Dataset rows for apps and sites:
____________________
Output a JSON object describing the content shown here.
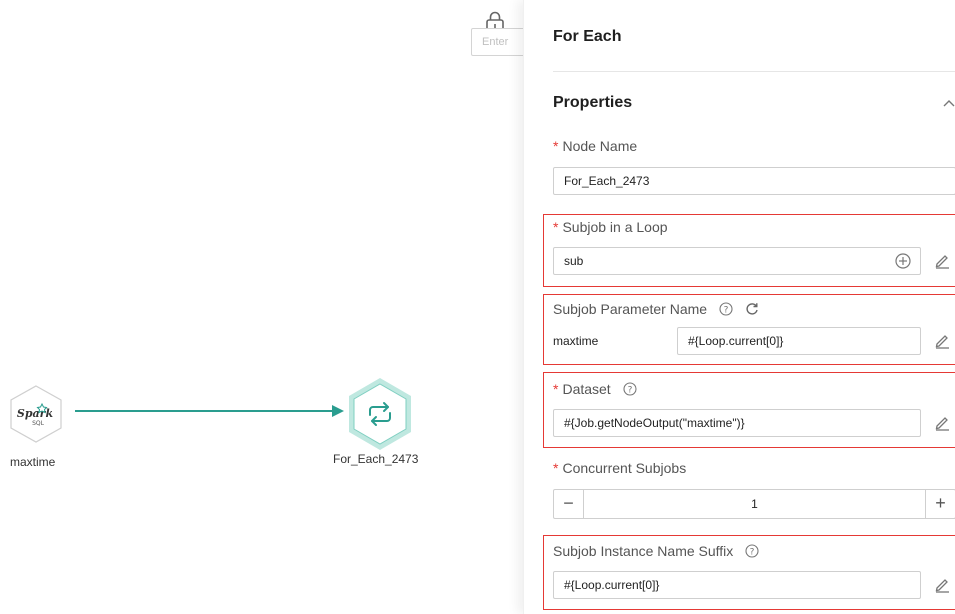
{
  "canvas": {
    "search_placeholder": "Enter",
    "nodes": [
      {
        "label": "maxtime",
        "type": "Spark SQL",
        "logo_text": "Spark",
        "logo_sub": "SQL"
      },
      {
        "label": "For_Each_2473",
        "type": "For Each"
      }
    ],
    "colors": {
      "edge": "#2a9d8f",
      "loop_ring": "#bfe8e0",
      "loop_fill": "#ffffff"
    }
  },
  "panel": {
    "title": "For Each",
    "section_title": "Properties",
    "fields": {
      "node_name": {
        "label": "Node Name",
        "required": true,
        "value": "For_Each_2473"
      },
      "subjob_loop": {
        "label": "Subjob in a Loop",
        "required": true,
        "value": "sub"
      },
      "subjob_param": {
        "label": "Subjob Parameter Name",
        "param_name": "maxtime",
        "value": "#{Loop.current[0]}"
      },
      "dataset": {
        "label": "Dataset",
        "required": true,
        "value": "#{Job.getNodeOutput(\"maxtime\")}"
      },
      "concurrent": {
        "label": "Concurrent Subjobs",
        "required": true,
        "value": "1",
        "minus": "−",
        "plus": "+"
      },
      "instance_suffix": {
        "label": "Subjob Instance Name Suffix",
        "value": "#{Loop.current[0]}"
      }
    },
    "colors": {
      "required": "#e53935",
      "highlight": "#e53935"
    }
  }
}
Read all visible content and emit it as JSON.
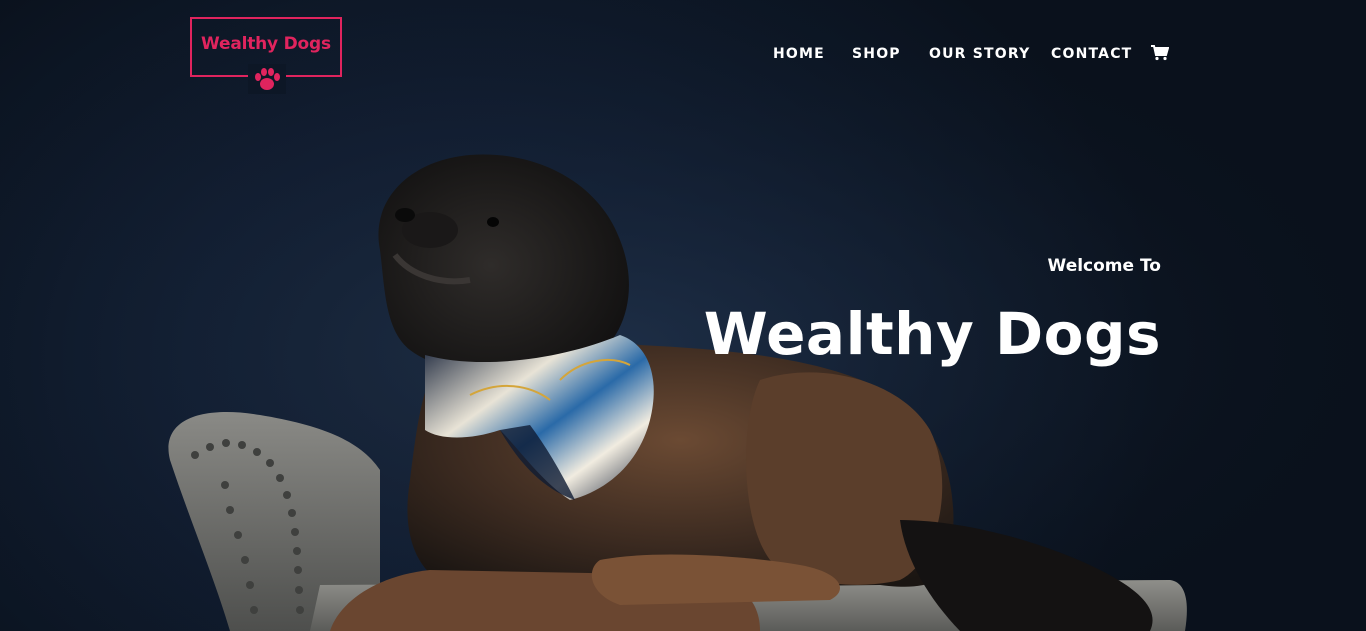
{
  "logo": {
    "text": "Wealthy Dogs",
    "icon": "paw-icon",
    "color": "#e0245e"
  },
  "nav": {
    "items": [
      {
        "label": "HOME"
      },
      {
        "label": "SHOP"
      },
      {
        "label": "OUR STORY"
      },
      {
        "label": "CONTACT"
      }
    ],
    "cart_icon": "shopping-cart-icon"
  },
  "hero": {
    "welcome": "Welcome To",
    "title": "Wealthy Dogs",
    "image": "photo of a curly-haired dog wearing a silk scarf lying on a grey velvet chaise"
  }
}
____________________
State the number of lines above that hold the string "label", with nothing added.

• PROBLEM SOLUTION
12